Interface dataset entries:

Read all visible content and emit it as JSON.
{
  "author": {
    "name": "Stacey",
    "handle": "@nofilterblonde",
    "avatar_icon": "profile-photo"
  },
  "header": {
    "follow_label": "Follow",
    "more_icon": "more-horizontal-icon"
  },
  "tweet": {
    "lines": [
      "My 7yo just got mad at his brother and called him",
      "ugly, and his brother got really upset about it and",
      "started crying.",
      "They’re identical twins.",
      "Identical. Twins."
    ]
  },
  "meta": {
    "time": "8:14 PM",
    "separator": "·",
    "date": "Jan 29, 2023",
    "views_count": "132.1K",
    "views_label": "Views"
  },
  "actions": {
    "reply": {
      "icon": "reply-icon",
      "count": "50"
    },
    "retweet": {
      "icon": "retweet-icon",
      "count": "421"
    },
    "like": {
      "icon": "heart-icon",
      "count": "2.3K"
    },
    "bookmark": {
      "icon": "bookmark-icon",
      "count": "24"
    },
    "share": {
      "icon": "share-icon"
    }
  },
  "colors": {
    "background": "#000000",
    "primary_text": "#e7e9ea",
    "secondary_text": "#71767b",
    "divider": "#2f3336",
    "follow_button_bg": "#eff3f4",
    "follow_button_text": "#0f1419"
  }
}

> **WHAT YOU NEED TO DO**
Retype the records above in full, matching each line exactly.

> **SOLUTION FOR THIS PROBLEM**
Read all visible content and emit it as JSON.
{
  "author": {
    "name": "Stacey",
    "handle": "@nofilterblonde",
    "avatar_icon": "profile-photo"
  },
  "header": {
    "follow_label": "Follow",
    "more_icon": "more-horizontal-icon"
  },
  "tweet": {
    "lines": [
      "My 7yo just got mad at his brother and called him",
      "ugly, and his brother got really upset about it and",
      "started crying.",
      "They’re identical twins.",
      "Identical. Twins."
    ]
  },
  "meta": {
    "time": "8:14 PM",
    "separator": "·",
    "date": "Jan 29, 2023",
    "views_count": "132.1K",
    "views_label": "Views"
  },
  "actions": {
    "reply": {
      "icon": "reply-icon",
      "count": "50"
    },
    "retweet": {
      "icon": "retweet-icon",
      "count": "421"
    },
    "like": {
      "icon": "heart-icon",
      "count": "2.3K"
    },
    "bookmark": {
      "icon": "bookmark-icon",
      "count": "24"
    },
    "share": {
      "icon": "share-icon"
    }
  },
  "colors": {
    "background": "#000000",
    "primary_text": "#e7e9ea",
    "secondary_text": "#71767b",
    "divider": "#2f3336",
    "follow_button_bg": "#eff3f4",
    "follow_button_text": "#0f1419"
  }
}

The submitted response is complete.